As change and communication consultants, we emphasize the need for clear and consistent messaging from leaders about any change, big or small.
Inconsistent messaging from leaders only serves to confuse. Our recent COVID-19 pandemic is a case in point. Things are changing from day to day and we’re getting different messages from county, state, and federal officials. We are allowed to go outside to exercise. Does that mean it’s ok to go to a park or the beach? Do we have to avoid passing others on the sidewalk? What’s the safest way to feed our families? Should we shop at a grocery store and cook at home or order takeout? Who should self-quarantine—those with symptoms or anyone who has traveled lately?
In confusing times—whether in the midst of a pandemic or a change in company policy, strategy, or organization—good communication follows the same principles.
People have to hear the same message at least seven times for it to stick. “Wash your hands for 20 seconds with soap and water” or “Our focus for 2020 is reducing costs.” Either one would have to reach individuals over and over, through different channels, to change behavior.
Assume people don’t like to read. Give them the headlines. Use the same words again and again. Offer supporting information, but make sure the essentials are simple. “Stay at home.” “Wash your hands.” “Wear your hard hat.”
And, the bigger the audience, the simpler the message should be.
Ideally, our government leaders would agree on a common, standard message—not one for California, one for Texas, one for San Mateo County, one for San Bernardino County, one for Dallas, one for Houston—make sure all leaders answer the same question in the same way.
At Emerson, we recommend identifying four anchor words to ensure consistency of a message. Agree on the Problem you’re trying to solve, the Solution to the problem, the Approach you’ll take to solve the problem, and the Result you want. Land on one word each to describe the Problem, Solution, Approach, and Result. Those four words are your “message frame.” When speaking or writing about the challenge, everyone should use those four words to recall and tell the story. Use whatever facts and examples make sense to your audience, but stick to those four anchor words.
Appealing to more than one of our five senses helps people retain information. For example, as we hear the speaker saying something in plain terms we understand, we should see the same simple message. If you’ve ever viewed any of the TED talks, the best speakers use simple graphics in the background to illustrate their points. Wouldn’t it be more effective if, every time the President was at the podium, a few bullet points or a clear graphic behind him reinforced his message to the people?
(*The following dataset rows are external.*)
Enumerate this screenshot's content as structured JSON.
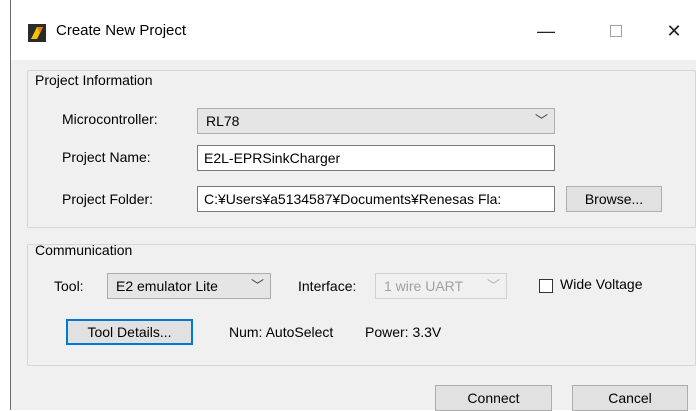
{
  "window": {
    "title": "Create New Project",
    "minimize_glyph": "—",
    "close_glyph": "✕"
  },
  "project_info": {
    "group_label": "Project Information",
    "microcontroller_label": "Microcontroller:",
    "microcontroller_value": "RL78",
    "project_name_label": "Project Name:",
    "project_name_value": "E2L-EPRSinkCharger",
    "project_folder_label": "Project Folder:",
    "project_folder_value": "C:¥Users¥a5134587¥Documents¥Renesas Fla:",
    "browse_label": "Browse..."
  },
  "communication": {
    "group_label": "Communication",
    "tool_label": "Tool:",
    "tool_value": "E2 emulator Lite",
    "interface_label": "Interface:",
    "interface_value": "1 wire UART",
    "wide_voltage_label": "Wide Voltage",
    "wide_voltage_checked": false,
    "tool_details_label": "Tool Details...",
    "num_text": "Num: AutoSelect",
    "power_text": "Power: 3.3V"
  },
  "footer": {
    "connect_label": "Connect",
    "cancel_label": "Cancel"
  },
  "icons": {
    "app": "renesas-flash-programmer-icon",
    "dropdown": "chevron-down-icon"
  }
}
In challenging times, when people are anxious or stressed, clear communication is more important than ever. Use these principles and your employees will thank you for it.